The problem
Give the data below again exactly as written, without its pictures.

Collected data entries
:::
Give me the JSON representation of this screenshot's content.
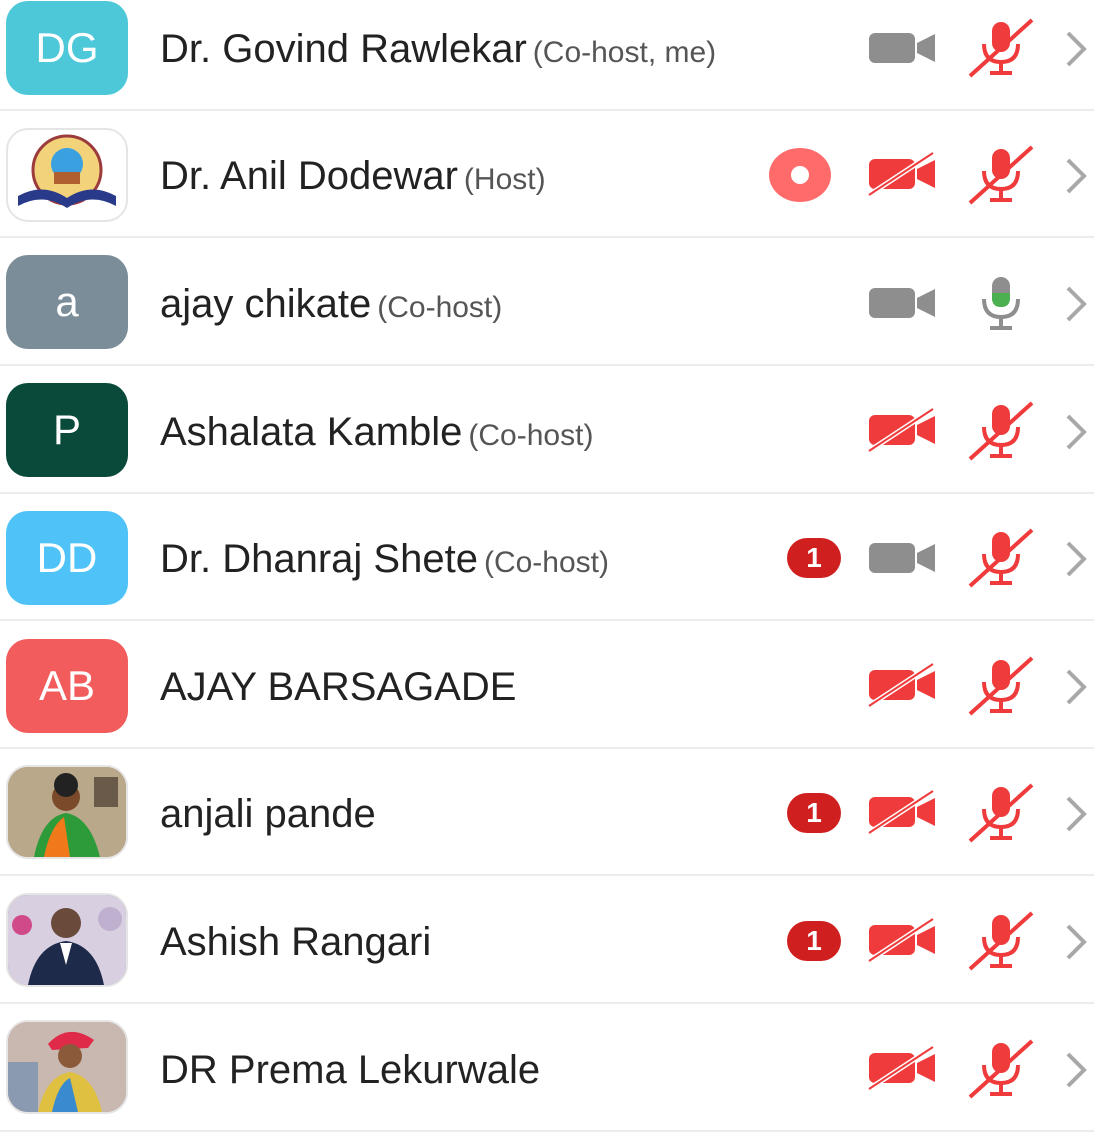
{
  "participants": [
    {
      "name": "Dr. Govind Rawlekar",
      "role": "(Co-host, me)",
      "initials": "DG",
      "avatar_color": "#4dc8d9",
      "avatar_type": "initials",
      "video": "off-gray",
      "mic": "muted",
      "badge": "",
      "recording": false
    },
    {
      "name": "Dr. Anil Dodewar",
      "role": "(Host)",
      "initials": "",
      "avatar_color": "#ffffff",
      "avatar_type": "logo",
      "video": "off-red",
      "mic": "muted",
      "badge": "",
      "recording": true
    },
    {
      "name": "ajay chikate",
      "role": "(Co-host)",
      "initials": "a",
      "avatar_color": "#7b8d99",
      "avatar_type": "initials",
      "video": "off-gray",
      "mic": "active",
      "badge": "",
      "recording": false
    },
    {
      "name": "Ashalata Kamble",
      "role": "(Co-host)",
      "initials": "P",
      "avatar_color": "#0a4a3a",
      "avatar_type": "initials",
      "video": "off-red",
      "mic": "muted",
      "badge": "",
      "recording": false
    },
    {
      "name": "Dr. Dhanraj Shete",
      "role": "(Co-host)",
      "initials": "DD",
      "avatar_color": "#4fc3f7",
      "avatar_type": "initials",
      "video": "off-gray",
      "mic": "muted",
      "badge": "1",
      "recording": false
    },
    {
      "name": "AJAY BARSAGADE",
      "role": "",
      "initials": "AB",
      "avatar_color": "#f25c5c",
      "avatar_type": "initials",
      "video": "off-red",
      "mic": "muted",
      "badge": "",
      "recording": false
    },
    {
      "name": "anjali pande",
      "role": "",
      "initials": "",
      "avatar_color": "#a08a6a",
      "avatar_type": "photo",
      "video": "off-red",
      "mic": "muted",
      "badge": "1",
      "recording": false
    },
    {
      "name": "Ashish Rangari",
      "role": "",
      "initials": "",
      "avatar_color": "#8a7a9a",
      "avatar_type": "photo",
      "video": "off-red",
      "mic": "muted",
      "badge": "1",
      "recording": false
    },
    {
      "name": "DR Prema Lekurwale",
      "role": "",
      "initials": "",
      "avatar_color": "#c08080",
      "avatar_type": "photo",
      "video": "off-red",
      "mic": "muted",
      "badge": "",
      "recording": false
    }
  ],
  "colors": {
    "muted_red": "#ef3b3b",
    "video_gray": "#8e8e8e",
    "mic_green": "#4caf50",
    "chevron": "#a8a8a8",
    "badge_red": "#d01f1f"
  },
  "icons": {
    "video": "video-camera-icon",
    "mic": "microphone-icon",
    "chevron": "chevron-right-icon",
    "recording": "recording-icon"
  }
}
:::
Task result
Give me the JSON representation of this screenshot's content.
{
  "participants": [
    {
      "name": "Dr. Govind Rawlekar",
      "role": "(Co-host, me)",
      "initials": "DG",
      "avatar_color": "#4dc8d9",
      "avatar_type": "initials",
      "video": "off-gray",
      "mic": "muted",
      "badge": "",
      "recording": false
    },
    {
      "name": "Dr. Anil Dodewar",
      "role": "(Host)",
      "initials": "",
      "avatar_color": "#ffffff",
      "avatar_type": "logo",
      "video": "off-red",
      "mic": "muted",
      "badge": "",
      "recording": true
    },
    {
      "name": "ajay chikate",
      "role": "(Co-host)",
      "initials": "a",
      "avatar_color": "#7b8d99",
      "avatar_type": "initials",
      "video": "off-gray",
      "mic": "active",
      "badge": "",
      "recording": false
    },
    {
      "name": "Ashalata Kamble",
      "role": "(Co-host)",
      "initials": "P",
      "avatar_color": "#0a4a3a",
      "avatar_type": "initials",
      "video": "off-red",
      "mic": "muted",
      "badge": "",
      "recording": false
    },
    {
      "name": "Dr. Dhanraj Shete",
      "role": "(Co-host)",
      "initials": "DD",
      "avatar_color": "#4fc3f7",
      "avatar_type": "initials",
      "video": "off-gray",
      "mic": "muted",
      "badge": "1",
      "recording": false
    },
    {
      "name": "AJAY BARSAGADE",
      "role": "",
      "initials": "AB",
      "avatar_color": "#f25c5c",
      "avatar_type": "initials",
      "video": "off-red",
      "mic": "muted",
      "badge": "",
      "recording": false
    },
    {
      "name": "anjali pande",
      "role": "",
      "initials": "",
      "avatar_color": "#a08a6a",
      "avatar_type": "photo",
      "video": "off-red",
      "mic": "muted",
      "badge": "1",
      "recording": false
    },
    {
      "name": "Ashish Rangari",
      "role": "",
      "initials": "",
      "avatar_color": "#8a7a9a",
      "avatar_type": "photo",
      "video": "off-red",
      "mic": "muted",
      "badge": "1",
      "recording": false
    },
    {
      "name": "DR Prema Lekurwale",
      "role": "",
      "initials": "",
      "avatar_color": "#c08080",
      "avatar_type": "photo",
      "video": "off-red",
      "mic": "muted",
      "badge": "",
      "recording": false
    }
  ],
  "colors": {
    "muted_red": "#ef3b3b",
    "video_gray": "#8e8e8e",
    "mic_green": "#4caf50",
    "chevron": "#a8a8a8",
    "badge_red": "#d01f1f"
  },
  "icons": {
    "video": "video-camera-icon",
    "mic": "microphone-icon",
    "chevron": "chevron-right-icon",
    "recording": "recording-icon"
  }
}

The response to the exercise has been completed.